The San Borja district, which would have three train stations, has been the first to oppose the project. Alberto Tejada, the district’s mayor, formally requested the MTC to eliminate one of the stops along the residential Avenida San Borja Sur. Tejada’s request was backed by 75% of local residents who claimed the area does not need a train station.
Though the MTC accepted the request, it does not mean it will be granted, according to Enrique Cornejo, the country’s minister of transport.
“This does not mean that this stop is not going to happen,” he said. “For the time being, the request has been upheld as there is no other public transport to act as a connection in the zone for those who get off at that stop.”
Cornejo added: “Still, traffic will increase on this avenue in coming years and it will be necessary then to have this stop working. Because of that, the project plan has not changed.”
But Tejada isn’t the only one who opposes the transit system, which had its funding announced at the annual meeting of the governors of the Inter-American Development Bank, held in Cancún, Mexico.
“Twenty years ago it was natural to think of the electric train because of the lack of mass transit. But today, with the next inauguration of the Metropolitano bus service, the train is going to lose income,” said Luis Quispe Candia, director of the Luz Ámbar, a non-governmental organization. “That is why in the end, no company submitted a bid and the government has had to assume a large part of the cost for the project to be viable.”
He added: “When it begins to run, this first stage is going to be truncated.

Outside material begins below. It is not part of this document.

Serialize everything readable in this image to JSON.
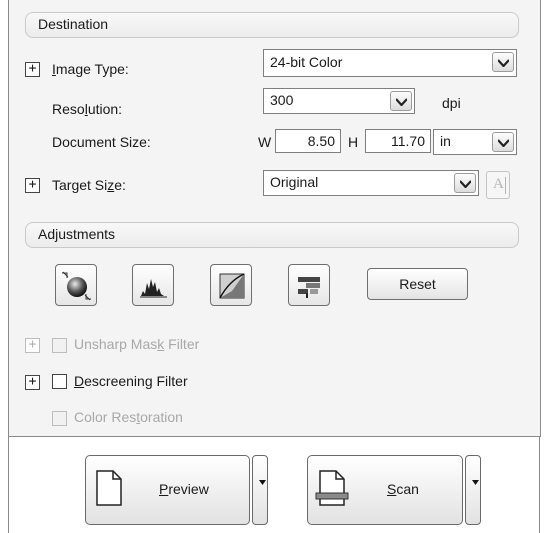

It will be necessary to finish the second stage that serves the northern district of San Juan de Lurigancho (the most populated part of the capital with 800,000 residents) for the train to be justified. The investment is risky because it will end up competing with the Metropolitano.”